Data under study >>
- - -
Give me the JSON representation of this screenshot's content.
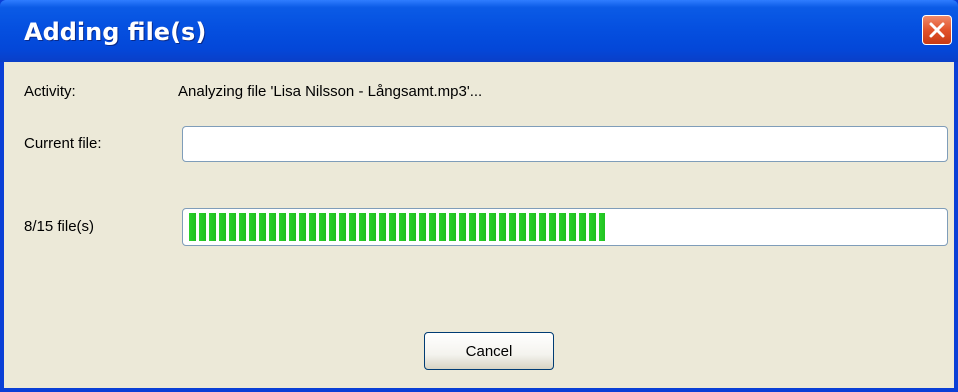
{
  "window": {
    "title": "Adding file(s)"
  },
  "activity": {
    "label": "Activity:",
    "value": "Analyzing file 'Lisa Nilsson - Långsamt.mp3'..."
  },
  "current_file": {
    "label": "Current file:",
    "value": ""
  },
  "progress": {
    "label": "8/15 file(s)",
    "fraction": 0.55
  },
  "buttons": {
    "cancel_label": "Cancel"
  },
  "icons": {
    "close": "close-icon"
  },
  "colors": {
    "titlebar": "#0550e0",
    "client": "#ece9d8",
    "progress_fill": "#2bd12b",
    "close_button": "#e2532b"
  }
}
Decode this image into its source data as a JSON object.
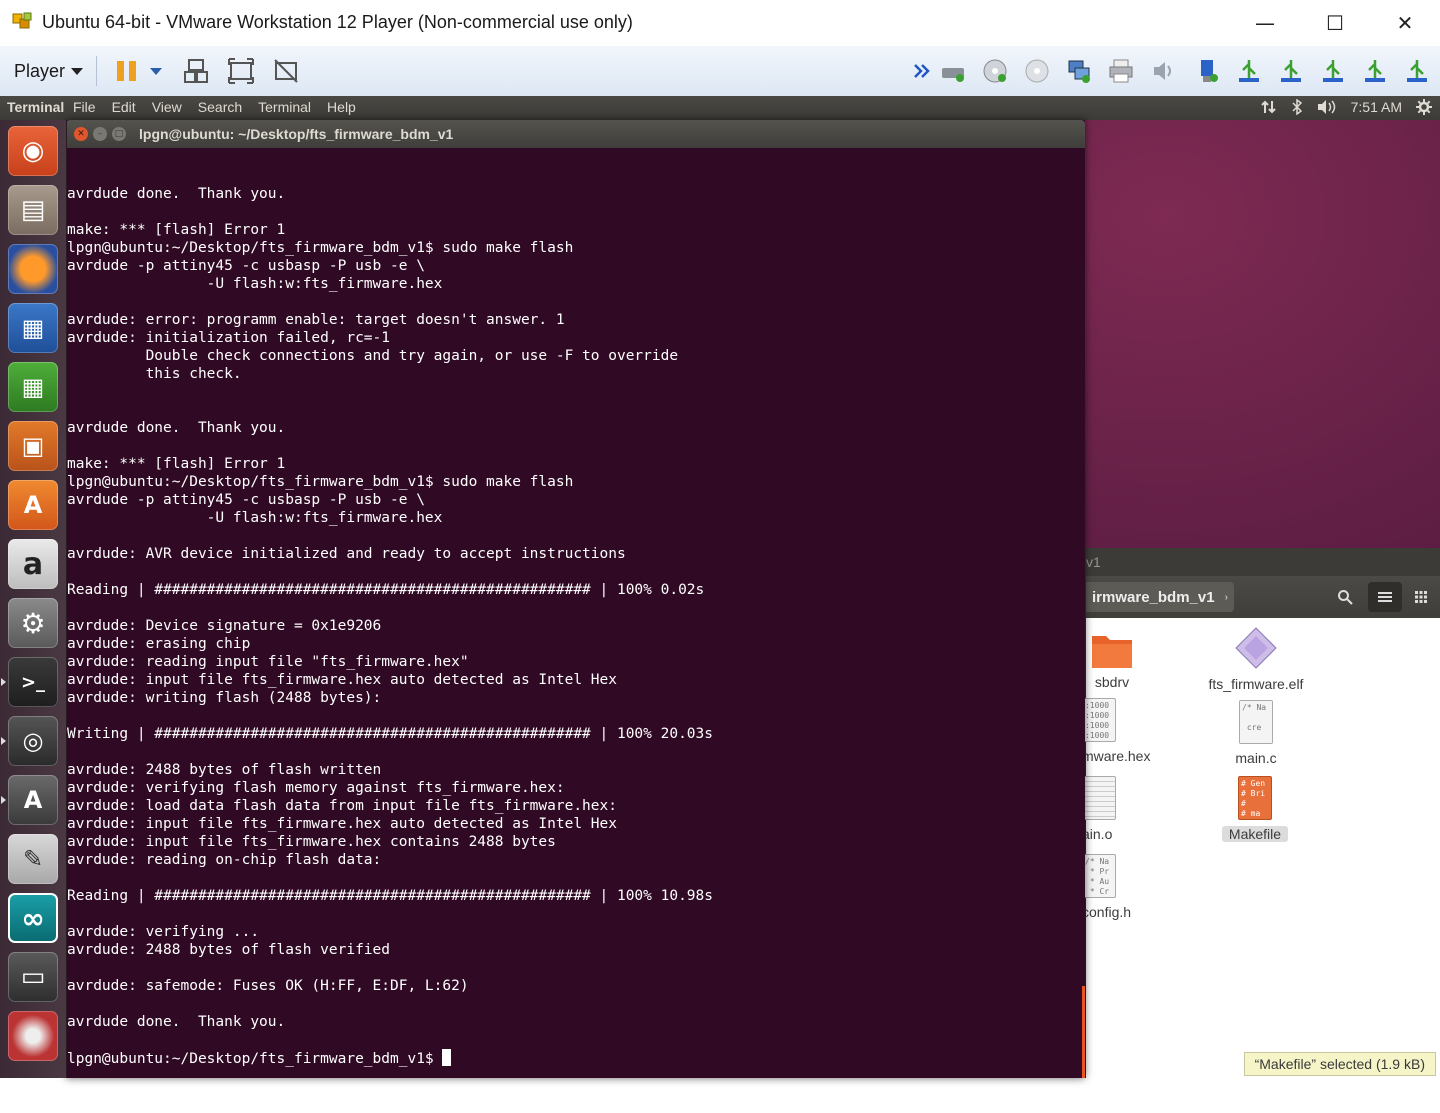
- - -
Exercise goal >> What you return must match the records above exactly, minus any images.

Output for this exercise >>
Give me the JSON representation of this screenshot's content.
{
  "window": {
    "title": "Adding file(s)"
  },
  "activity": {
    "label": "Activity:",
    "value": "Analyzing file 'Lisa Nilsson - Långsamt.mp3'..."
  },
  "current_file": {
    "label": "Current file:",
    "value": ""
  },
  "progress": {
    "label": "8/15 file(s)",
    "fraction": 0.55
  },
  "buttons": {
    "cancel_label": "Cancel"
  },
  "icons": {
    "close": "close-icon"
  },
  "colors": {
    "titlebar": "#0550e0",
    "client": "#ece9d8",
    "progress_fill": "#2bd12b",
    "close_button": "#e2532b"
  }
}
Decode this image into its source data as a JSON object.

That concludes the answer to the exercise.